→ Assigned task
Gather each line containing the string "Database" from these entries.

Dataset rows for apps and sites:
*** Block opens ***

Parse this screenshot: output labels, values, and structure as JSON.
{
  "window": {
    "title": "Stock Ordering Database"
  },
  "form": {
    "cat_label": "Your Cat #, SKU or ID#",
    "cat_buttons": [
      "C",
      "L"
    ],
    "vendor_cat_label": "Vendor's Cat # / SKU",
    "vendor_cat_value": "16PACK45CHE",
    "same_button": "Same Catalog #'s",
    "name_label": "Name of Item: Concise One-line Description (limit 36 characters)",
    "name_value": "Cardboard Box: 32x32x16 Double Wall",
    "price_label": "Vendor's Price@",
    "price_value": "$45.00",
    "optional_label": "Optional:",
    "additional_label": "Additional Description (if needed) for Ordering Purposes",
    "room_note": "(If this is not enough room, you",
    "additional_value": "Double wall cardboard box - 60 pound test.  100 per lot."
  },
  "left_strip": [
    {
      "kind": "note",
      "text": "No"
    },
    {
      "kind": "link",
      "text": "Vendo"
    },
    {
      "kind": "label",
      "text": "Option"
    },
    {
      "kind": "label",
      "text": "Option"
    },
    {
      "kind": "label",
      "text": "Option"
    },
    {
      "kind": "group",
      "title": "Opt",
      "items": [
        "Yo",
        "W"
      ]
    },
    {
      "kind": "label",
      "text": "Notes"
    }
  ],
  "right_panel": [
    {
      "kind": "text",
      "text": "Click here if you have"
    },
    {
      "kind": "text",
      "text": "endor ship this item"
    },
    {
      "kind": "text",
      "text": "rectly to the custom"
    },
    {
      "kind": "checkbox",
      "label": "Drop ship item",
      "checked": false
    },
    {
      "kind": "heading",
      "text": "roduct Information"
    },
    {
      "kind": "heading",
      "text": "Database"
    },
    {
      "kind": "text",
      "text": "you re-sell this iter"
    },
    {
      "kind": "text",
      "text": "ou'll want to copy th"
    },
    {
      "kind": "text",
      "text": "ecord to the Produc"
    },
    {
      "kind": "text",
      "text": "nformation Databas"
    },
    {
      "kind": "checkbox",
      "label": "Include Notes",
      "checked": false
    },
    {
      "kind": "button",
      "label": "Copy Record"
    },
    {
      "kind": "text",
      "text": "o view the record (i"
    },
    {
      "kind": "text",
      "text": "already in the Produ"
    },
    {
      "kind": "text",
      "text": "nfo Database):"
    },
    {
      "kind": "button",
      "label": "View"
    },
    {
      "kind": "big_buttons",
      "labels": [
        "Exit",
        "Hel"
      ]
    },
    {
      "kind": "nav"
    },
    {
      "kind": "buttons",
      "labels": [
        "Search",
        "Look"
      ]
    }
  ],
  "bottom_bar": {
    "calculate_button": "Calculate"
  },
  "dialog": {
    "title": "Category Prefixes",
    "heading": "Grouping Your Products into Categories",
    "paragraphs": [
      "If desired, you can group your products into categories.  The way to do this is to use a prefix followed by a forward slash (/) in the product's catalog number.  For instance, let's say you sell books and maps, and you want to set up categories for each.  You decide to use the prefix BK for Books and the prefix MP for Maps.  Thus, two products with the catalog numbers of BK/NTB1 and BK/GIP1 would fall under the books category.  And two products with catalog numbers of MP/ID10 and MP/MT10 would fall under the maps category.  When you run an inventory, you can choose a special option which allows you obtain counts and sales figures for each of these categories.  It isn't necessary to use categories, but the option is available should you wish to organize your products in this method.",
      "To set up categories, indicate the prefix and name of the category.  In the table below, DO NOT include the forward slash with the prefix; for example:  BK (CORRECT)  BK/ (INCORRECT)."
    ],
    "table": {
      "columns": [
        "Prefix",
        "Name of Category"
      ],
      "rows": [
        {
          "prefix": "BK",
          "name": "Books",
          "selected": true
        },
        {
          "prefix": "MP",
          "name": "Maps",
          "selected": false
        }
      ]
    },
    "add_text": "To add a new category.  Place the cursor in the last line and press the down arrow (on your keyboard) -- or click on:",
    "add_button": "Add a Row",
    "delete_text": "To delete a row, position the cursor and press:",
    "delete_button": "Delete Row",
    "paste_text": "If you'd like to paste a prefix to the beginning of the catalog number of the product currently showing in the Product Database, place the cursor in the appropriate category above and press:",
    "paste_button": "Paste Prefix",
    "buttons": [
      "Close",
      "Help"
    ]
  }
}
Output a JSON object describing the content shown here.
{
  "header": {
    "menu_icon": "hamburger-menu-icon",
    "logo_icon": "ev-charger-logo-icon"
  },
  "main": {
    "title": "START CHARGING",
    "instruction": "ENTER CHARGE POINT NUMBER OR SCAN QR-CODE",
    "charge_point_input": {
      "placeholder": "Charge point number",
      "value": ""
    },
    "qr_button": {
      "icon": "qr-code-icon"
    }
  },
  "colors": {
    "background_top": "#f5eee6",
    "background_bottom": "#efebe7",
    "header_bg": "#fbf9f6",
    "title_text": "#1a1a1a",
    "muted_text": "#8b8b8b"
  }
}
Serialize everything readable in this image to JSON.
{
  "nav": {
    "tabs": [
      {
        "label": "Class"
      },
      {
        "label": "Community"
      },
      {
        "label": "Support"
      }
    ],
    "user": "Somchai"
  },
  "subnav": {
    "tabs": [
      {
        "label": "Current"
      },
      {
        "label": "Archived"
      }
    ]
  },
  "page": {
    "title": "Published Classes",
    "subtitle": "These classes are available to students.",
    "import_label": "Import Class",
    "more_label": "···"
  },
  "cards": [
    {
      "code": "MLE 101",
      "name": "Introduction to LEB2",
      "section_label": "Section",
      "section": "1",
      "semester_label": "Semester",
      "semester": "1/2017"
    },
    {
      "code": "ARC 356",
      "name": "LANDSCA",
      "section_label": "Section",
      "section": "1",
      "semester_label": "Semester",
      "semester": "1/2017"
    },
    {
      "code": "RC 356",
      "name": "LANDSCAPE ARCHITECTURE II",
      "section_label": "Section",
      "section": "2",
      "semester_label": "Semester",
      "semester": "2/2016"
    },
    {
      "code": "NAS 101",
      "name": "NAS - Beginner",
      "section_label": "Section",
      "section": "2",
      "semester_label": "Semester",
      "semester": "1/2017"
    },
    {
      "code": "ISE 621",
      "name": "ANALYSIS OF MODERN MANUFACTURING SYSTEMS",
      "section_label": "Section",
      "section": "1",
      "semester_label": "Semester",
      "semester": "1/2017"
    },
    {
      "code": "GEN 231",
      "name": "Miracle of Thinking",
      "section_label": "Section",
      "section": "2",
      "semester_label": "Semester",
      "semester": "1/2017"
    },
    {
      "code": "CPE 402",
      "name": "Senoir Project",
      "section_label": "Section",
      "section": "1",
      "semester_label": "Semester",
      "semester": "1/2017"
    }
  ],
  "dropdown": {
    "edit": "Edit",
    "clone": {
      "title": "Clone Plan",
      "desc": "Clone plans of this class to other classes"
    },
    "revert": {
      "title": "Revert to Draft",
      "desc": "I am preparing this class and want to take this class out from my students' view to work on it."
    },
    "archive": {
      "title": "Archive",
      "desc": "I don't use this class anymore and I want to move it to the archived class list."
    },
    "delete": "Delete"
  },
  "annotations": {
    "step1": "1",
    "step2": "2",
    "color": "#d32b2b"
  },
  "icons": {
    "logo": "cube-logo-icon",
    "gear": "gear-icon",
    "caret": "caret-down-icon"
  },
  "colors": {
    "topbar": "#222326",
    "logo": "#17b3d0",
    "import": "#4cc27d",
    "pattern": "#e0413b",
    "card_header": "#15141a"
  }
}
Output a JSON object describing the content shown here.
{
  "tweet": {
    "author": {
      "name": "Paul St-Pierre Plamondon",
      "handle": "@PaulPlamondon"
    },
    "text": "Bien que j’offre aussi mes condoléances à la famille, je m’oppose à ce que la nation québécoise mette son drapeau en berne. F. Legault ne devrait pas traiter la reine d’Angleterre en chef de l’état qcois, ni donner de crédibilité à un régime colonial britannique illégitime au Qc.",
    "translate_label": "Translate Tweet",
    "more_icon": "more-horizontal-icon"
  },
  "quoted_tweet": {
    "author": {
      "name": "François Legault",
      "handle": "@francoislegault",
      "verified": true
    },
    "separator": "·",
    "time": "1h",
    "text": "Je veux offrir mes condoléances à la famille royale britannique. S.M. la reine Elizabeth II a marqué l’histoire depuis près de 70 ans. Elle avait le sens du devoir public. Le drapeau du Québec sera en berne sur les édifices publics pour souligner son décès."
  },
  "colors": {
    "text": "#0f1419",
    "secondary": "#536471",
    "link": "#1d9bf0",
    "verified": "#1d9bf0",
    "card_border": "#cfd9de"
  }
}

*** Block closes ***

→ Your solution
    "title": "Stock Ordering Database"
      "text": "Database"
      "text": "nfo Database):"
    "paste_text": "If you'd like to paste a prefix to the beginning of the catalog number of the product currently showing in the Product Database, place the cursor in the appropriate category above and press:",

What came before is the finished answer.